- Keep the big picture in mind: Ultimately, does this job offer meet your career goals? Will it challenge you and provide growth opportunities? Will you fit into the company culture? You may not negotiate every aspect of the job to your advantage but consider the overall perspective of whether you will be satisfied in this position.
- Will you get a signing bonus?
- Does the salary include a commission or incentives?
- Do not bring up salary in an interview unless the employer brings it up.
- Do not specify an exact salary figure if asked by employer.
- Never under-value your worth.
- Do not fail to assess the employer's needs.
- Don’t lie about your past salary.
- Don’t discuss salary until you have sufficient details about the job or until a job offer has been made.
- Don’t appear desperate for any offer.
Labor Market, Cost of Living, Benefits, Difficulties Finding a Job
The Power of Labor Marketing
The tracking of employment opportunities and wages is by no means is a new concept to the job search. For years, students have used this information to choose a major and to improve the chances that their choice will lead to living-wage jobs and strong career paths. To learn more about how to review labor data, we recommend scheduling a Career Exploration appointment with one of our staff.
Cost of Living
- Cost of living is a factor that one should definitely keep in mind when considering looking for a job outside of one’s own state or even county, because 60K annually in Edinburg, TX could be the equivalent to 100K annually in Sacramento, CA. Not only this, but some may consider working remotely or outside of the US, which would involve further investigation in order to decide whether one location would be better to live in than another.
- Furthermore, working remotely is one form of lowering expenditures and would tremendously change the amount of money one could designate for certain necessities or luxuries, meaning that more money can simply be saved or used for a more upscale living space or high-quality clothes, among other things.

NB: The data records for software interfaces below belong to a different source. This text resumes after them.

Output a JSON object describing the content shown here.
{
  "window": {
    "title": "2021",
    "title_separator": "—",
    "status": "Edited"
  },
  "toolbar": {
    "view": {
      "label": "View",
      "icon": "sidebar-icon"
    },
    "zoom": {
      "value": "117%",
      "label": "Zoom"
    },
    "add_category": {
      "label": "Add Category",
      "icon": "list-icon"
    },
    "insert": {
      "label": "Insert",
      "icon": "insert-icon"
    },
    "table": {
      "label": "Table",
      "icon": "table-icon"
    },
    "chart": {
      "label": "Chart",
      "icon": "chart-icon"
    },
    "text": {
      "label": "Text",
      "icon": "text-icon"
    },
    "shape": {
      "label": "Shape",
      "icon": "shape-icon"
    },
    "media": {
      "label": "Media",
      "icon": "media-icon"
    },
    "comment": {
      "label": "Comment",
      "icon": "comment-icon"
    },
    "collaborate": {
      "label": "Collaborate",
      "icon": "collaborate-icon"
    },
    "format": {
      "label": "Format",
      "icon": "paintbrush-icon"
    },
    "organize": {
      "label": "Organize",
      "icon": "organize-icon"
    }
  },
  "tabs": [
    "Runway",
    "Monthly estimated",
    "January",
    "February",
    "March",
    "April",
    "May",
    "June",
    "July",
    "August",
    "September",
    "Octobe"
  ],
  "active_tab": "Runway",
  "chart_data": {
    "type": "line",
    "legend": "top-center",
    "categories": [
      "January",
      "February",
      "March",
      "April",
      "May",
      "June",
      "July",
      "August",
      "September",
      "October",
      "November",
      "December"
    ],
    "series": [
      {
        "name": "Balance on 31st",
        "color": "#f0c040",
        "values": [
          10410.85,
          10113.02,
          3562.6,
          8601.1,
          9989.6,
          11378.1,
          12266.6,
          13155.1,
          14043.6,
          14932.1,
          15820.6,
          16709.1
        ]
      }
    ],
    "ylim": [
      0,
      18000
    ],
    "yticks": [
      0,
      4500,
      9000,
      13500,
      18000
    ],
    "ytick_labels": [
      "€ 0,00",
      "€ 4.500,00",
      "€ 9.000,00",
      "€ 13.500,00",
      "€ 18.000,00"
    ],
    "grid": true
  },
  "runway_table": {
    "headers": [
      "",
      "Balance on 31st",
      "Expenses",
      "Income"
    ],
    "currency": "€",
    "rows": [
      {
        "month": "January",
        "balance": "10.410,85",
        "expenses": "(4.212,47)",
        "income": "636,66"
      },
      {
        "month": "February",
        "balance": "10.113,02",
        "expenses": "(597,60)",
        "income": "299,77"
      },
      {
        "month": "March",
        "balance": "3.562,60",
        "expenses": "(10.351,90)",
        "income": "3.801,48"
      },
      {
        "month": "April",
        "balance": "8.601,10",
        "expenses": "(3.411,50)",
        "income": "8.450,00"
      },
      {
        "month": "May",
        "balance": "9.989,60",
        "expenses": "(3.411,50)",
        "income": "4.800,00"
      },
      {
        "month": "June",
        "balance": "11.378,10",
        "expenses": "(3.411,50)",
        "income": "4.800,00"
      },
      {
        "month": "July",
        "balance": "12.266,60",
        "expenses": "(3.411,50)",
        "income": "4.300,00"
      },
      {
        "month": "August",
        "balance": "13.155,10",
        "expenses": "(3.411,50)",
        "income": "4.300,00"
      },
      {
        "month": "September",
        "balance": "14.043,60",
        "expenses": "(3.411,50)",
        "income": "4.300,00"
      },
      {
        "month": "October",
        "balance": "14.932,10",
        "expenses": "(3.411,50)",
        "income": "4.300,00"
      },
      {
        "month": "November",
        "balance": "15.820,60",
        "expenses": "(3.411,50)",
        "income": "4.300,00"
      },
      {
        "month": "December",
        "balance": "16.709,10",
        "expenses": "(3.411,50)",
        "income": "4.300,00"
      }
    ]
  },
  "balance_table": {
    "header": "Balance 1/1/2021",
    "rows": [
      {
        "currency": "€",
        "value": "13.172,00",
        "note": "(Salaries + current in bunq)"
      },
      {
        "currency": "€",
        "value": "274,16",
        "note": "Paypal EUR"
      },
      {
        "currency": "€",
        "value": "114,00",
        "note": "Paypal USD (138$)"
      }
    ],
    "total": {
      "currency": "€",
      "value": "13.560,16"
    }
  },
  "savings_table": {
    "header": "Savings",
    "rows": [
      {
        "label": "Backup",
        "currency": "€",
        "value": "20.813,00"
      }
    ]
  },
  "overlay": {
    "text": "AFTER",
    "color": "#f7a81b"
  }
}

- Some elements that make up the cost of living are transportation, monthly bills (like utilities, rent/mortgage, car insurance, student loans, etc.), food, clothing, entertainment, and many others.
- Texas is among the cheapest states to live in, especially in the Rio Grande Valley. In fact, Harlingen, Texas was the cheapest urban area in the United States to live in (on average) throughout 2019.
- Sometimes, prospective employees can overlook benefits solely because of a decent wage or salary, but it can make all the difference, especially when it comes to healthcare benefits.
Some benefits to look out for are:
- Health Insurance
- Dental Insurance
- Vision Insurance
- Paid time off including PTO (personal time off)
- Retirement Savings (401k plans)
- Paid parental leave
- Wellness Programs
- Perks such as employee discounts, free coffee/breakfast
Difficulty Finding a Job
- Many students will find that finding a job after graduation, especially in our current circumstances, might be a bit more difficult than anticipated. It could take months until a student finds a job, and they may have to compromise on some of their wants, such as location or department.
- Because of this, it is good to network and research companies that could potentially hire those with a specific major. To network, students can look out for events on Handshake such as:
- Virtual Career Expos
- On-Campus Career Expos
- Job Fairs
- Another option students and alumni can take advantage of are the “Mock Interview” sessions available at the Career Center. To set up an appointment, all that is needed is a Handshake account. Quiet spaces for online interviews are also available for use at the Career Center, however laptops and web cameras are not provided.
- Resources for interviewing tips and the like are also available at the Career Center.